Exercise requirements -
Repeat exactly, and only, the lines running from the one that holds "Convert this screenshot" to the end of the records.
(Data to process)
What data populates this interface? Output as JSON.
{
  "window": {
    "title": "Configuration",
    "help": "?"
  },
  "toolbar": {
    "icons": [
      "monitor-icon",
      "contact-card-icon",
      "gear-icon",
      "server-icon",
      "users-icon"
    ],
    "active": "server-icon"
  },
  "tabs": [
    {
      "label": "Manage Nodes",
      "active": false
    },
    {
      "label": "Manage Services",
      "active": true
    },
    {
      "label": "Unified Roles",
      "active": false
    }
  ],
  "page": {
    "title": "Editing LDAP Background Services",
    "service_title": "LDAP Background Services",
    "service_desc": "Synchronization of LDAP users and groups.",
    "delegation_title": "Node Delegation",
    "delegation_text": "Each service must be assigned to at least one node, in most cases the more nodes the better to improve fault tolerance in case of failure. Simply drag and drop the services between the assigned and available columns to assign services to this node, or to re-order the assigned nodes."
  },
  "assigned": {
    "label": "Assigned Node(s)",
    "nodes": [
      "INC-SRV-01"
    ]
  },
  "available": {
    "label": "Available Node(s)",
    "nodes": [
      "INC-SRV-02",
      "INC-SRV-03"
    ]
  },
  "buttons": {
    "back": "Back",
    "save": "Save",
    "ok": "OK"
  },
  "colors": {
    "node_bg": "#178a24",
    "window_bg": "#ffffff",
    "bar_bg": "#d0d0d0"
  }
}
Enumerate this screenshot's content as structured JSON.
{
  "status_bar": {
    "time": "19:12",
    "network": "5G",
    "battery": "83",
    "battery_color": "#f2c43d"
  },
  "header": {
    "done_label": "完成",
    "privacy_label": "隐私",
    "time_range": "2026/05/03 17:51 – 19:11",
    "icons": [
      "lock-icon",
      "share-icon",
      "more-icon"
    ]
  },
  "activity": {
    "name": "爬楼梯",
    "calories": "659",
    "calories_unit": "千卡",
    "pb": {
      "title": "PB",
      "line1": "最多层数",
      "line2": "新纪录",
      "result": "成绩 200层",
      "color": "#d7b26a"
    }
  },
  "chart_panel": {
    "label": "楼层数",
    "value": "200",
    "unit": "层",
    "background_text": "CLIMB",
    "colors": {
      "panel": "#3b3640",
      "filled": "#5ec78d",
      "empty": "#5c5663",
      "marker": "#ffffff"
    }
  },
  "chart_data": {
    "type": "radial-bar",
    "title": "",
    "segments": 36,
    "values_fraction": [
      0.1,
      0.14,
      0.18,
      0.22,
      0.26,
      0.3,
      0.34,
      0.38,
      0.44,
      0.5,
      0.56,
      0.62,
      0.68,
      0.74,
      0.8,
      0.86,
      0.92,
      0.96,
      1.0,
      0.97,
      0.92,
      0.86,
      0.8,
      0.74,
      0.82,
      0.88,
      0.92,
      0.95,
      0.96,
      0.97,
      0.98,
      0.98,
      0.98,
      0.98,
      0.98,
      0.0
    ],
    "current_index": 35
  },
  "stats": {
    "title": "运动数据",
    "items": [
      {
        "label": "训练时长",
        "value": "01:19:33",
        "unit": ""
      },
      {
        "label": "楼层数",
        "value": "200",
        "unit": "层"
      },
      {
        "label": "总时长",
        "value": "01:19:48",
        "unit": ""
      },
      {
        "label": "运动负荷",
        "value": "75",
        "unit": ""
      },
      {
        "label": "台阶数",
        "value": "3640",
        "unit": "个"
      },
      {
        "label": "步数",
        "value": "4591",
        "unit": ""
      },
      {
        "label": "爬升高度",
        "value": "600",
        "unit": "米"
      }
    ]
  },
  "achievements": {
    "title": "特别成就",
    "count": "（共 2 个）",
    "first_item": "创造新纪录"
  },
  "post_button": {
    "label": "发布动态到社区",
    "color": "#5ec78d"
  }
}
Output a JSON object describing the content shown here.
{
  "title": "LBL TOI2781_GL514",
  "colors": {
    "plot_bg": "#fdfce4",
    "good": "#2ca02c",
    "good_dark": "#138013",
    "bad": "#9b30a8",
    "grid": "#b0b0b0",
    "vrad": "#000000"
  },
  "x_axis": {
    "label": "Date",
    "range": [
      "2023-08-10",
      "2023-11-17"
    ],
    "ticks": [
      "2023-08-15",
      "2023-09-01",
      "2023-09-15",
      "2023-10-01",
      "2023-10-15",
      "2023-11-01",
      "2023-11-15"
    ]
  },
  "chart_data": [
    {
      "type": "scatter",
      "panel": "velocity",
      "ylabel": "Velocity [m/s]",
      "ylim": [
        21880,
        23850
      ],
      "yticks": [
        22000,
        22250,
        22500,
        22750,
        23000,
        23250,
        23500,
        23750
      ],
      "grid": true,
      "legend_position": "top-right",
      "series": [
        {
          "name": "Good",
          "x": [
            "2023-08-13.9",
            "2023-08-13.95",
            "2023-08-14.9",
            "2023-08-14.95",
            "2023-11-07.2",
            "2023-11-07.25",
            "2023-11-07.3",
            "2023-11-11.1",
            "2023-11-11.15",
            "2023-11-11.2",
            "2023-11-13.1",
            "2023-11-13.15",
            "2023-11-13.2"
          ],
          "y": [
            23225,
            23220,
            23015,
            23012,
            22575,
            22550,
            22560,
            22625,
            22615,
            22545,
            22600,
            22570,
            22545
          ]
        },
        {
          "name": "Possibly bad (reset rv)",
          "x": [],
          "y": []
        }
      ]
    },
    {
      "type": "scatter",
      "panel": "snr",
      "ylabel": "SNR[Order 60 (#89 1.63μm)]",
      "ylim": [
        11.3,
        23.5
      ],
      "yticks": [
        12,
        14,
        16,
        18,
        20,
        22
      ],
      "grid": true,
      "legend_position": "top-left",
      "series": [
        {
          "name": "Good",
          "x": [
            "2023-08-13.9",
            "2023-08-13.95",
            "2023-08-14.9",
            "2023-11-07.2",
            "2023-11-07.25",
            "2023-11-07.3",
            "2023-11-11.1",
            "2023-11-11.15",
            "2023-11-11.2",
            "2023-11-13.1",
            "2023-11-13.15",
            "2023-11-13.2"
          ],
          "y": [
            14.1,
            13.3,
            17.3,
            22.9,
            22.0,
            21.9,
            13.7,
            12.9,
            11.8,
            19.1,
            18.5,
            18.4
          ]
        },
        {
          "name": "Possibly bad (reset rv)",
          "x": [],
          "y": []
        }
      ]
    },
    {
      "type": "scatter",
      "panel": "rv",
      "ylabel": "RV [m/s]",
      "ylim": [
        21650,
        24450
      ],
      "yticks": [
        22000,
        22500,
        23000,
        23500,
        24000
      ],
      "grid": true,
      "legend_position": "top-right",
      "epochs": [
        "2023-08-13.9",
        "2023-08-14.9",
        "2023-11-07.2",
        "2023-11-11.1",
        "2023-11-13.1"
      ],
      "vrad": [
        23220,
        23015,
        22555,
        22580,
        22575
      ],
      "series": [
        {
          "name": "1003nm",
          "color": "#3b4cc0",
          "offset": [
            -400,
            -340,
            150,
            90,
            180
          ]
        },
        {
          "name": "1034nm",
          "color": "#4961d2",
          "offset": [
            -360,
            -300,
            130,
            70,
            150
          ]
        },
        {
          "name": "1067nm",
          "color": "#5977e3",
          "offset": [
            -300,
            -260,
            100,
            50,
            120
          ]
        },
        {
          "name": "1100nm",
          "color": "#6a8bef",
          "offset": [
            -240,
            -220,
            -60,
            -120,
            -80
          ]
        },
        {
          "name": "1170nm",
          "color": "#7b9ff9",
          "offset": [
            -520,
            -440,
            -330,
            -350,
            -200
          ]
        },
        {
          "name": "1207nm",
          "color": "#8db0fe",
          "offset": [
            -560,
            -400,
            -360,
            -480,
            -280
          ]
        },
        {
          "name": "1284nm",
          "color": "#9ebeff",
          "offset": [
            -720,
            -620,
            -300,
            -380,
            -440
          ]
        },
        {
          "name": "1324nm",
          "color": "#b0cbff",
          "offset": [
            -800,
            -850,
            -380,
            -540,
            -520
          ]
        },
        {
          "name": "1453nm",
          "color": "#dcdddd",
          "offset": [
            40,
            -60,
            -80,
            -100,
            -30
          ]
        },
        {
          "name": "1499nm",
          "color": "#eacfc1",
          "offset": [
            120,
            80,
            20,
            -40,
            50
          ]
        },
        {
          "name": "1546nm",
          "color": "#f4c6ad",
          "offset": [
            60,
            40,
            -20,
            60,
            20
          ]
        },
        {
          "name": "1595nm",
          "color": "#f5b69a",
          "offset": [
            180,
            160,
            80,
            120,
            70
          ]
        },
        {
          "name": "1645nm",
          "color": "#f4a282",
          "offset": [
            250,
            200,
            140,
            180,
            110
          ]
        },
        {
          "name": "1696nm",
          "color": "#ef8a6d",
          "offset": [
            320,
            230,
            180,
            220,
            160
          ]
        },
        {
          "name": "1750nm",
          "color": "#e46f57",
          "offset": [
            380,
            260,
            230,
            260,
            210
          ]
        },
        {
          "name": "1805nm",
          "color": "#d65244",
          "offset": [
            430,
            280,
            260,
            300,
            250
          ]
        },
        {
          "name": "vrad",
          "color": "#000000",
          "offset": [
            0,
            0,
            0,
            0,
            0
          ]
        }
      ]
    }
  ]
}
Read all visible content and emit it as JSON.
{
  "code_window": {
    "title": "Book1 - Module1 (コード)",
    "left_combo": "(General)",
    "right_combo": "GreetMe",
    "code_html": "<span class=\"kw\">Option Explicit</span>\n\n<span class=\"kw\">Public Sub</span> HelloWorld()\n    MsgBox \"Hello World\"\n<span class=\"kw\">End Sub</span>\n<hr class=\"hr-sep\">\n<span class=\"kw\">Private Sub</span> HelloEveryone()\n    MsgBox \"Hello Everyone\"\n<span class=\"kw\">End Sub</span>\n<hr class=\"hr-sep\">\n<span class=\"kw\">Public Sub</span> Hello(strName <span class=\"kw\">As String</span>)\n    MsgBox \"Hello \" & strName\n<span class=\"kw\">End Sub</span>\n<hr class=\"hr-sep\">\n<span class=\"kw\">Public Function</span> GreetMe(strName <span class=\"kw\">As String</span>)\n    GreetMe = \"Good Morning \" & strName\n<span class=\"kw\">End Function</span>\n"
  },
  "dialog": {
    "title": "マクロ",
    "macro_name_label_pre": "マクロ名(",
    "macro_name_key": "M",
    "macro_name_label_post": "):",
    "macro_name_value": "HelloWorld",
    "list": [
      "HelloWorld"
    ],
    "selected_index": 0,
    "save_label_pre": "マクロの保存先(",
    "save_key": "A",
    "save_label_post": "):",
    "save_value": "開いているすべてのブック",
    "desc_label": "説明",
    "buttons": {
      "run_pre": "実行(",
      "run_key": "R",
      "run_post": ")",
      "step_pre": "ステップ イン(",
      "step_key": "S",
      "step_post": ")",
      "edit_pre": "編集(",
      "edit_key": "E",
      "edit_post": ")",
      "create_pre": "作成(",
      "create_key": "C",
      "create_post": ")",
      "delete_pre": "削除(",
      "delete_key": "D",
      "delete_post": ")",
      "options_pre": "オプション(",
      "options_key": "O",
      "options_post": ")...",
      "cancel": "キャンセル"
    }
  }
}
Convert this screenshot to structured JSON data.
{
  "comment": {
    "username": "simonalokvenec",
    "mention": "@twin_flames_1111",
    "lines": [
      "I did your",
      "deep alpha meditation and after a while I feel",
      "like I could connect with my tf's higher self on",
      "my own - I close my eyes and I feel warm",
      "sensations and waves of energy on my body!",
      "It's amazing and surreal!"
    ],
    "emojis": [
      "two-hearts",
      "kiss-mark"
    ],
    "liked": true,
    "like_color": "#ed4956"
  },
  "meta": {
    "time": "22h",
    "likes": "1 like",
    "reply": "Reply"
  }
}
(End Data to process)
Written reply -
Convert this screenshot to structured JSON data.
{
  "comment": {
    "username": "simonalokvenec",
    "mention": "@twin_flames_1111",
    "lines": [
      "I did your",
      "deep alpha meditation and after a while I feel",
      "like I could connect with my tf's higher self on",
      "my own - I close my eyes and I feel warm",
      "sensations and waves of energy on my body!",
      "It's amazing and surreal!"
    ],
    "emojis": [
      "two-hearts",
      "kiss-mark"
    ],
    "liked": true,
    "like_color": "#ed4956"
  },
  "meta": {
    "time": "22h",
    "likes": "1 like",
    "reply": "Reply"
  }
}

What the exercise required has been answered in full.